<<<<

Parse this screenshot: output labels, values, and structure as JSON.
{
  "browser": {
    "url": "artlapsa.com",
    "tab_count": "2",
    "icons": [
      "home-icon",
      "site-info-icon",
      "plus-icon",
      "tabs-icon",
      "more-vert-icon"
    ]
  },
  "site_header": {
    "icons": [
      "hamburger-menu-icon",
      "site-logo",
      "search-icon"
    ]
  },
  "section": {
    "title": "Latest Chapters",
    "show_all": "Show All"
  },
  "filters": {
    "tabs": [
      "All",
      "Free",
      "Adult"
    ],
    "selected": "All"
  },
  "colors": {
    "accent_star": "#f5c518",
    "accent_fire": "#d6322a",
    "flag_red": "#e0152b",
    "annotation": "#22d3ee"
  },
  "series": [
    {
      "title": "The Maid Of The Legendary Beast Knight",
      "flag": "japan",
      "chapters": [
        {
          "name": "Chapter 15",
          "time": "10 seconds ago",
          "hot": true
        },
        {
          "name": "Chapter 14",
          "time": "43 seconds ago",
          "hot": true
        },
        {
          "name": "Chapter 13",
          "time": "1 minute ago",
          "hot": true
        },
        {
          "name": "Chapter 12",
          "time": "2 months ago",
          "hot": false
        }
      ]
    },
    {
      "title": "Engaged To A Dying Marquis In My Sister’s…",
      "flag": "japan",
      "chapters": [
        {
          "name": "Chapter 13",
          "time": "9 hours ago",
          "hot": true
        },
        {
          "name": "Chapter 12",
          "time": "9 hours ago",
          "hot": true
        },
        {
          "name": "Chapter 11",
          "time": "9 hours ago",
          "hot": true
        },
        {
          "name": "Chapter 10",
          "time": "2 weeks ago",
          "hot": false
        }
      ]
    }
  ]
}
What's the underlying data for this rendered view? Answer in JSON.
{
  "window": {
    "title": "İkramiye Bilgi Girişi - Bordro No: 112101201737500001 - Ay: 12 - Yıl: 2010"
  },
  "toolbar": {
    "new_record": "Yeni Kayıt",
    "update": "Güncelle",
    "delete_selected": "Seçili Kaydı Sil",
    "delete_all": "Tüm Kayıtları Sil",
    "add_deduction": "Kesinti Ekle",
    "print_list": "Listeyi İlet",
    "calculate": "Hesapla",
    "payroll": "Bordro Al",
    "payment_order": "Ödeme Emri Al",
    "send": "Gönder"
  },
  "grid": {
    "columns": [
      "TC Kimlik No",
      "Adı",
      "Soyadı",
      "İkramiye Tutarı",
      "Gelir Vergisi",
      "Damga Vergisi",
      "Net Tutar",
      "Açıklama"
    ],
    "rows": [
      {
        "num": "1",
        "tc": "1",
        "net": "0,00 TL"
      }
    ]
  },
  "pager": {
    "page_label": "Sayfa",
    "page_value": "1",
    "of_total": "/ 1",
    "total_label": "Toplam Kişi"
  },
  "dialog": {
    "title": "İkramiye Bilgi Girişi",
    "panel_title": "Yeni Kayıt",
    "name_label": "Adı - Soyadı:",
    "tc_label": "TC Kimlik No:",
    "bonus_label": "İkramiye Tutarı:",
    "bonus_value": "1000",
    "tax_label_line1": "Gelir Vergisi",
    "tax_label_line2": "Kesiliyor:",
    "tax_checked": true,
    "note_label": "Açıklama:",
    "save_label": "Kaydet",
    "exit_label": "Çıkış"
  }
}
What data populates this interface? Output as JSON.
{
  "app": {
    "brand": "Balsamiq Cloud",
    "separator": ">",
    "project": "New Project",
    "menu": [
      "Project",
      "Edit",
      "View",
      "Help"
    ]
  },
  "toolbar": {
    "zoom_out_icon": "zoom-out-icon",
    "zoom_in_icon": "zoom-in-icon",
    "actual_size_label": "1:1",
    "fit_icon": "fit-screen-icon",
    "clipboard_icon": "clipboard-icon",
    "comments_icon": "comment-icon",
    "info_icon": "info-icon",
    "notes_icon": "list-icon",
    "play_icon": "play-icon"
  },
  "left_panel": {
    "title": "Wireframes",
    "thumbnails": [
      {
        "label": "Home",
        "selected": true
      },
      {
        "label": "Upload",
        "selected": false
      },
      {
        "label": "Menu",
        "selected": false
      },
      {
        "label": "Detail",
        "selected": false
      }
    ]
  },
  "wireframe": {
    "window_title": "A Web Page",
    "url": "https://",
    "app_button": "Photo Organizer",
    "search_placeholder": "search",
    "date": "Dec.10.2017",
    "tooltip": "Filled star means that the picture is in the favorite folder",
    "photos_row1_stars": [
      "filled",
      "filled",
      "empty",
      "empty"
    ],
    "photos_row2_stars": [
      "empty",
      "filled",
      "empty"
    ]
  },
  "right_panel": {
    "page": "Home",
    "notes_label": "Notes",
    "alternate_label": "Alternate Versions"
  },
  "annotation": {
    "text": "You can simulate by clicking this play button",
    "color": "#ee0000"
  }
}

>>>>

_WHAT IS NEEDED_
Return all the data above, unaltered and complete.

_RESULT FOR THIS TASK_
Parse this screenshot: output labels, values, and structure as JSON.
{
  "browser": {
    "url": "artlapsa.com",
    "tab_count": "2",
    "icons": [
      "home-icon",
      "site-info-icon",
      "plus-icon",
      "tabs-icon",
      "more-vert-icon"
    ]
  },
  "site_header": {
    "icons": [
      "hamburger-menu-icon",
      "site-logo",
      "search-icon"
    ]
  },
  "section": {
    "title": "Latest Chapters",
    "show_all": "Show All"
  },
  "filters": {
    "tabs": [
      "All",
      "Free",
      "Adult"
    ],
    "selected": "All"
  },
  "colors": {
    "accent_star": "#f5c518",
    "accent_fire": "#d6322a",
    "flag_red": "#e0152b",
    "annotation": "#22d3ee"
  },
  "series": [
    {
      "title": "The Maid Of The Legendary Beast Knight",
      "flag": "japan",
      "chapters": [
        {
          "name": "Chapter 15",
          "time": "10 seconds ago",
          "hot": true
        },
        {
          "name": "Chapter 14",
          "time": "43 seconds ago",
          "hot": true
        },
        {
          "name": "Chapter 13",
          "time": "1 minute ago",
          "hot": true
        },
        {
          "name": "Chapter 12",
          "time": "2 months ago",
          "hot": false
        }
      ]
    },
    {
      "title": "Engaged To A Dying Marquis In My Sister’s…",
      "flag": "japan",
      "chapters": [
        {
          "name": "Chapter 13",
          "time": "9 hours ago",
          "hot": true
        },
        {
          "name": "Chapter 12",
          "time": "9 hours ago",
          "hot": true
        },
        {
          "name": "Chapter 11",
          "time": "9 hours ago",
          "hot": true
        },
        {
          "name": "Chapter 10",
          "time": "2 weeks ago",
          "hot": false
        }
      ]
    }
  ]
}
What's the underlying data for this rendered view? Answer in JSON.
{
  "window": {
    "title": "İkramiye Bilgi Girişi - Bordro No: 112101201737500001 - Ay: 12 - Yıl: 2010"
  },
  "toolbar": {
    "new_record": "Yeni Kayıt",
    "update": "Güncelle",
    "delete_selected": "Seçili Kaydı Sil",
    "delete_all": "Tüm Kayıtları Sil",
    "add_deduction": "Kesinti Ekle",
    "print_list": "Listeyi İlet",
    "calculate": "Hesapla",
    "payroll": "Bordro Al",
    "payment_order": "Ödeme Emri Al",
    "send": "Gönder"
  },
  "grid": {
    "columns": [
      "TC Kimlik No",
      "Adı",
      "Soyadı",
      "İkramiye Tutarı",
      "Gelir Vergisi",
      "Damga Vergisi",
      "Net Tutar",
      "Açıklama"
    ],
    "rows": [
      {
        "num": "1",
        "tc": "1",
        "net": "0,00 TL"
      }
    ]
  },
  "pager": {
    "page_label": "Sayfa",
    "page_value": "1",
    "of_total": "/ 1",
    "total_label": "Toplam Kişi"
  },
  "dialog": {
    "title": "İkramiye Bilgi Girişi",
    "panel_title": "Yeni Kayıt",
    "name_label": "Adı - Soyadı:",
    "tc_label": "TC Kimlik No:",
    "bonus_label": "İkramiye Tutarı:",
    "bonus_value": "1000",
    "tax_label_line1": "Gelir Vergisi",
    "tax_label_line2": "Kesiliyor:",
    "tax_checked": true,
    "note_label": "Açıklama:",
    "save_label": "Kaydet",
    "exit_label": "Çıkış"
  }
}
What data populates this interface? Output as JSON.
{
  "app": {
    "brand": "Balsamiq Cloud",
    "separator": ">",
    "project": "New Project",
    "menu": [
      "Project",
      "Edit",
      "View",
      "Help"
    ]
  },
  "toolbar": {
    "zoom_out_icon": "zoom-out-icon",
    "zoom_in_icon": "zoom-in-icon",
    "actual_size_label": "1:1",
    "fit_icon": "fit-screen-icon",
    "clipboard_icon": "clipboard-icon",
    "comments_icon": "comment-icon",
    "info_icon": "info-icon",
    "notes_icon": "list-icon",
    "play_icon": "play-icon"
  },
  "left_panel": {
    "title": "Wireframes",
    "thumbnails": [
      {
        "label": "Home",
        "selected": true
      },
      {
        "label": "Upload",
        "selected": false
      },
      {
        "label": "Menu",
        "selected": false
      },
      {
        "label": "Detail",
        "selected": false
      }
    ]
  },
  "wireframe": {
    "window_title": "A Web Page",
    "url": "https://",
    "app_button": "Photo Organizer",
    "search_placeholder": "search",
    "date": "Dec.10.2017",
    "tooltip": "Filled star means that the picture is in the favorite folder",
    "photos_row1_stars": [
      "filled",
      "filled",
      "empty",
      "empty"
    ],
    "photos_row2_stars": [
      "empty",
      "filled",
      "empty"
    ]
  },
  "right_panel": {
    "page": "Home",
    "notes_label": "Notes",
    "alternate_label": "Alternate Versions"
  },
  "annotation": {
    "text": "You can simulate by clicking this play button",
    "color": "#ee0000"
  }
}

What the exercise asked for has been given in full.